For Kirk Cousins, especially. Statistically, he was more than solid last season, throwing for 4,298 yards, 30 touchdowns and 10 interceptions. But he simply didn’t win enough games.

“He’s had this renaissance feel in the offseason,” Leber said. “He’s been very vulnerable and open to the media about who he is and how people view him. He basically is saying, I’m going to make a concerted effort to change people’s perception of who he is as a player. I think it’s been a really interesting and honest and sort of individually emotional experience this whole offseason of him just letting everybody in to see who he really is. He’s coming out of his shell a little bit. I don’t think that he’s as robotic in his approach. These are all things that he’s identified himself. I think it’s been really refreshing to see how he’s handled the media this offseason, his approach to the game this offseason. From the practices I’ve been at, he’s been dealing awesome balls down the field. He definitely looks a lot more comfortable.”

Cousins hopes to involve the tight ends, especially Kyle Rudolph, more this season.
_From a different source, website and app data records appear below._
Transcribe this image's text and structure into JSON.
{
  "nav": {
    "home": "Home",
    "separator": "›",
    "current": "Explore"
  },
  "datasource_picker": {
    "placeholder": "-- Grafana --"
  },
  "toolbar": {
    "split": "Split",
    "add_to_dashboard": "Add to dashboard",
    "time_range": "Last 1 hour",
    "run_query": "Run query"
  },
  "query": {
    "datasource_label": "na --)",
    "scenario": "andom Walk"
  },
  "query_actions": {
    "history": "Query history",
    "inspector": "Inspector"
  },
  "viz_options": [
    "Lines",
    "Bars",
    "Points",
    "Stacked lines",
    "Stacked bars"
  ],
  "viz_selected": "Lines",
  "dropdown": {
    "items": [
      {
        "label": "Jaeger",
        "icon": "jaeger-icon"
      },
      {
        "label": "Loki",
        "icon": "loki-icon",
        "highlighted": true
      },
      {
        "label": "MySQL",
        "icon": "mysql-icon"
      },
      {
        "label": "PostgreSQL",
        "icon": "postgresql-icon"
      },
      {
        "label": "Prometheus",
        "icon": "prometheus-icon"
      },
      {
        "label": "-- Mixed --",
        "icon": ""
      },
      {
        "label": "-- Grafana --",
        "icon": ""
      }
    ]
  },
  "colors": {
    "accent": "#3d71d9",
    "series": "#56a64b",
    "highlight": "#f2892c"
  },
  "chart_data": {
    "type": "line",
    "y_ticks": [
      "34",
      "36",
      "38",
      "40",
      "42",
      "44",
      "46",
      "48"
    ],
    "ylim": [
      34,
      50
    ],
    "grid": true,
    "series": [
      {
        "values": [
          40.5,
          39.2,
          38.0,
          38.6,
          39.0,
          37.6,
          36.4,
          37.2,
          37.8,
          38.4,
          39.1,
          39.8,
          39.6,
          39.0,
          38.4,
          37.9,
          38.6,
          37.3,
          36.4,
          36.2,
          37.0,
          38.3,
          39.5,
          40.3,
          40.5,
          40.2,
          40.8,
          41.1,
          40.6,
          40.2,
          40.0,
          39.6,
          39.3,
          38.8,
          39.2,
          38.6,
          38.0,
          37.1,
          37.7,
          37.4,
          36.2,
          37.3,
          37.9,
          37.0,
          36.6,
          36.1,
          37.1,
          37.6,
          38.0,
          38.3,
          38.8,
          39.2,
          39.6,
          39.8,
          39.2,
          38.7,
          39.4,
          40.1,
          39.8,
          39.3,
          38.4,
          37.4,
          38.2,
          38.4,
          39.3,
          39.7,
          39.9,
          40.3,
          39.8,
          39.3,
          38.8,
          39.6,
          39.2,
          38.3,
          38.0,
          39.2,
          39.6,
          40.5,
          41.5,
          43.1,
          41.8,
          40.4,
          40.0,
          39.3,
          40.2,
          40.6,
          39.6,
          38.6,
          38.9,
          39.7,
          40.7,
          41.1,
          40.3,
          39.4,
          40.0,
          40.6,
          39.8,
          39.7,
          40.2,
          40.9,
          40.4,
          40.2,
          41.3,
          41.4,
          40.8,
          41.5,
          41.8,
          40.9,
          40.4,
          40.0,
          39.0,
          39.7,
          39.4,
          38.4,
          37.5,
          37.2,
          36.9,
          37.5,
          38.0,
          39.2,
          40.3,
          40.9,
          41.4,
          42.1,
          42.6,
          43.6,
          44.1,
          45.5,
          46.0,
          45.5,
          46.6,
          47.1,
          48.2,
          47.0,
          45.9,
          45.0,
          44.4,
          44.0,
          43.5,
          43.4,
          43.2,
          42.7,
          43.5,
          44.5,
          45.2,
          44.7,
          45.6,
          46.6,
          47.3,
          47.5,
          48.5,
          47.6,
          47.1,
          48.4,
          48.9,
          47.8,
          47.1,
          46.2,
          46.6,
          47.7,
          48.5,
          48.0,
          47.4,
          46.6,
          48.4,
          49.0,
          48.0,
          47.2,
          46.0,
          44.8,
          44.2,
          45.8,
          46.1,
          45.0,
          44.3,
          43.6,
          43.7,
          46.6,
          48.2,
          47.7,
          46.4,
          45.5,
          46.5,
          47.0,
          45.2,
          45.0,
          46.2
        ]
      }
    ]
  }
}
“With the offensive coordinator change, they didn’t have an identity,” Leber said. “Yes, I think there were times where he sort of forgot about getting the ball to the tight ends, but I also think that they were struggling to figure out who they really were on offense. The running game just wasn’t there with Dalvin Cook missing a bunch of games. Even when he came back, I don’t think he was truly, truly healthy. Then (John) DeFilippo gets let go, and I think there was a lot of turmoil with the offensive line, especially with (Tony) Sparano passing away right before training camp. I know Kirk has been a little hard on himself for not identifying the tight ends a lot last year, but whatever the case may be, they are definitely doing that this year. I get the sense that drafting Irv Smith did light a little bit of a fire under Kyle Rudolph and Kyle looks to be a little bit more slimmed down, a little leaner going into camp. He has been nearly un-coverable.”

Mike Zimmer, meanwhile, knows he cannot miss the playoffs again. In fact, anything short of a deep playoff run could cost him his job. Minnesota didn’t invest $84 million in Cousins to not contend for a Super Bowl.

“He’s a talented coach, he’s a well-respected coach, but production is what matters,” Leber said of Zimmer. “When you put out that much money in what you think is the missing link and you don’t get it done, people have to answer for that. I think he’s the right mindset and right coach for this fan base. But if they don’t win this year – and win at a high level – I think there’s going to be a lot of tough decisions to make in the offseason.”

Click below to listen to Leber’s interview in its entirety.